In Digest, Feature Articles, Ukraine

By New Cold editors, Jan 24, 2015

Workers at the machine-building factory complex ‘PA Yuzmash’ in the city of Dnipropetrovsk (Ukraine’s fourth largest) held an angry rally on Wednesday, Jan. 21 to protest the non-payment of wages and well as the shutdown of work since December 1. The workers promise there will be more rallies in the days and weeks ahead as they fight to keep the state-owned enterprise from going bankrupt and shuttering its doors.

Workers at Yuzmash factory complex in Dnipropetrovsk rally on Jan 21, 2015

Workers at Yuzmash factory complex in Dnipropetrovsk rally on Jan 21, 2015

It was the first time in the history of the plant that the workers have staged such a protest action. The protest movement is an initiative of a rank and file committee of workers acting outside the established trade union.

Yuzmash was founded in 1944 to manufacture cars, trucks and agricultural vehicles. Workers have not been paid since the middle of last July. What’s more, most production has been shut down since December 1. There is concern not only for wages but also that work will never resume and accumulated pensions will disappear. The only work remaining at the plant is a bus order to Czechoslovakia.

The reason for the shutdown is the loss of sales to Russia. These used to comprise 80 per cent of the plant’s work. But the government installed in Kyiv last February riding the wave of the Euromaidan protest movement made an austerity ‘economic association’ agreement with Europe in which existing trade ties with Russia have been thrown up into the air. The uncertainties created, the perilous state of Ukraine’s economy and currency, and the sanctions imposed by Western powers against Russia see the Russian state and capitalist enterprises turning to different suppliers or creating domestic production capacity.

‘PA Yuzmash’ (The A.M. Makarov Southern Machine-Building Plant) manufactures a vast array of equipment, including space rockets, satellites, agricultural equipment, buses, trolley buses, trams, and wind turbines.

A workers representative told Ukrainian media, “We are owed waged going back to last July. Now we are in January! Do you think we can live like this? How do we pay for food and other living expenses? We are sinking deeper and deeper into debt.”

He said that past promises to pay unpaid wages were not kept. “Now we have been promised to be paid by April 1, but we don’t believe it.” (Ukrainian news report here.)

The chairman of the trade union committee of the enterprise, Valery Vasiliev, says the amount of wage arrears is 79 million hryvnia (app US$5 million).

Alexander Vilkul of the Opposition Bloc caucus in the Ukraine Parliament believes there may be local business interests that want to bankrupt the enterprise in order to get their hands on the land (Yuzmash is located in the center of the city) and to sell the plant’s equipment.

Workers delivered a set of demands to the company and the Ukrainian government on January 21. Another protest was held the following day.
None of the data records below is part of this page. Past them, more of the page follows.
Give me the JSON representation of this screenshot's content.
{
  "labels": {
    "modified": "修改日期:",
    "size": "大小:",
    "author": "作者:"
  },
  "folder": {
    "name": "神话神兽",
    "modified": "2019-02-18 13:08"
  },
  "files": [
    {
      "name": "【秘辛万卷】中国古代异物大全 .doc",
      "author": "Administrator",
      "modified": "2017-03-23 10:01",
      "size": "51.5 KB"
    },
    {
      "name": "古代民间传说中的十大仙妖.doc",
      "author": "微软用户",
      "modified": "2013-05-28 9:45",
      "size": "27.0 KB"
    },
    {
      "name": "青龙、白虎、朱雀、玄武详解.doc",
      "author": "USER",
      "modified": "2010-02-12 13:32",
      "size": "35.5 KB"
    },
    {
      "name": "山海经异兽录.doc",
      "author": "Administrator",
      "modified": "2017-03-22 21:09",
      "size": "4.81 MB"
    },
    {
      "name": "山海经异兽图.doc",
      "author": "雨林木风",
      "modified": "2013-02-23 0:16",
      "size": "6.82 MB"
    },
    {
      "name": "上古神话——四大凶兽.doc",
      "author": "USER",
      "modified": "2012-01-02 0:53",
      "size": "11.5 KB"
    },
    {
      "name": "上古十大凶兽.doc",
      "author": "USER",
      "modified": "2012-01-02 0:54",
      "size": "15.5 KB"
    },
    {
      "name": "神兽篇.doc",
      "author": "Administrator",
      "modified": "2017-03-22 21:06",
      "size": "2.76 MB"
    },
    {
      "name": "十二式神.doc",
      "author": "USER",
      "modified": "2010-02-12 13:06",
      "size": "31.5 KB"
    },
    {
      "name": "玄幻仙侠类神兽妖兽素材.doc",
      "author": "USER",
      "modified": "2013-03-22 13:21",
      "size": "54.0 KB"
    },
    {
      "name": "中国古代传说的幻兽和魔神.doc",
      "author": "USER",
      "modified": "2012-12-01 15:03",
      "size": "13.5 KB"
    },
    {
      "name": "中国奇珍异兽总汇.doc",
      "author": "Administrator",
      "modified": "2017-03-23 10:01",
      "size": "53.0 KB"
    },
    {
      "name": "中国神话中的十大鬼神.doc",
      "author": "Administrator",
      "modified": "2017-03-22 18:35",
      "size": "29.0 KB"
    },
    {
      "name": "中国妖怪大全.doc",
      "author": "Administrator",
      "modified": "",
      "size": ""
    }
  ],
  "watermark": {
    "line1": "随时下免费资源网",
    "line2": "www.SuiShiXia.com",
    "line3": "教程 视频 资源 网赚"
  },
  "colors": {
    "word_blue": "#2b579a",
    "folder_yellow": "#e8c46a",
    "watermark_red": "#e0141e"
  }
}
They want back wages paid, including adjustments for inflation. They want compensation for those workers forced to take unpaid leaves of absence. They want the workplace pension plan to be funded. And they want the government to act to bring work to the enterprise.

The workers’ demands are near-to impossible for the present Ukrainian government to meet. Its attention and resources are devoted to a war it is waging in the east of the country to try and crush demands for political autonomy and language rights. The pro-autonomy movement is also opposed to the government’s pro-Europe, pro-austerity agenda. The more the government has waged war, the more the autonomy movement’s goals have become outright independence.

Furthermore, Yuzmash is only one of many industrial and agricultural enterprises in Ukraine that is struggling for survival and facing an uncertain future. Strike and protest movements have recently erupted at a large chemical complex in Odessa and at the public transit authority in Kyiv. Here, too, key demands were for the simple payment of wages due.

President Petro Poroshenko visited Dnipropetrovsk in October to try and quell the brewing conflict at Yuzmash. The recent protests were fueled, in part, by promises he made back then and then failed to deliver. On January 21, he promised to travel to the city and visit the plant once again, but the next day he said bad weather prevented it.

Protests against the war in eastern Ukraine are growing simultaneously with the protests of factory workers. The prospects of forging antiwar and anti-austerity solidarity throughout Ukraine can only grow.


EDITOR’S NOTE: We remind our readers that publication of articles on our site does not mean that we agree with what is written. Our policy is to publish anything which we consider of interest, so as to assist our readers in forming their opinions. Sometimes we even publish articles with which we totally disagree, since we believe it is important for our readers to be informed on as wide a spectrum of views as possible.

Recent Posts
Contact Us

We're not around right now. But you can send us an email and we'll get back to you, asap.

Start typing and press Enter to search

Translate »